Mexico arrests over La Santa Muerte cult killings
Police in northern Mexico have arrested eight people in connection with the killing of two 10-year-old boys and a woman in ritual sacrifices.
Prosecutors in the state of Sonora allege the suspects belong to the cult of La Santa Muerte, or Holy Death.
A spokesman said the victims' blood appeared to have been poured round an altar to the idol, which is portrayed as a skeleton holding a scythe.
The cult, which reveres death, has been growing rapidly in Mexico.
Jose Larrinaga, spokesman for Sonora state prosecutors, said the most recent killing was earlier this month, while the other two were committed in 2009 and 2010.
Their bodies were found at the altar site in the small mining community of Nacozari, some 70 miles (110km) south of Douglas, Arizona.

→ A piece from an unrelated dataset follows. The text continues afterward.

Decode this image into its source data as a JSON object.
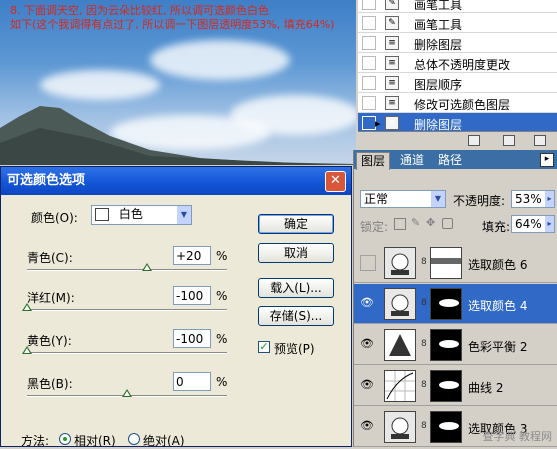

Investigations were launched after the family of 10-year-old Jesus Octavio Martinez Yanez reported him missing early this month.
Mr Larrinaga said the murders took place at a ritual during the night, lit by candles.
"They sliced open the victims' veins and, while they were still alive, they waited for them to bleed to death and collected the blood in a container," he said.
There have been no confirmed killings previously attributed to the cult, which follows a mix of Catholic faith with indigenous and pagan beliefs.
Many of those arrested belonged to the same family, reports said.
Silvia Meraz, one of the suspects, and her son, Ramon Palacios, were allegedly leaders of the cult, according to prosecutors.
Speaking to reporters, she said: "We all agreed to do it. Supposedly she [one of the victims] was a witch or something."
She did not comment on the other killings.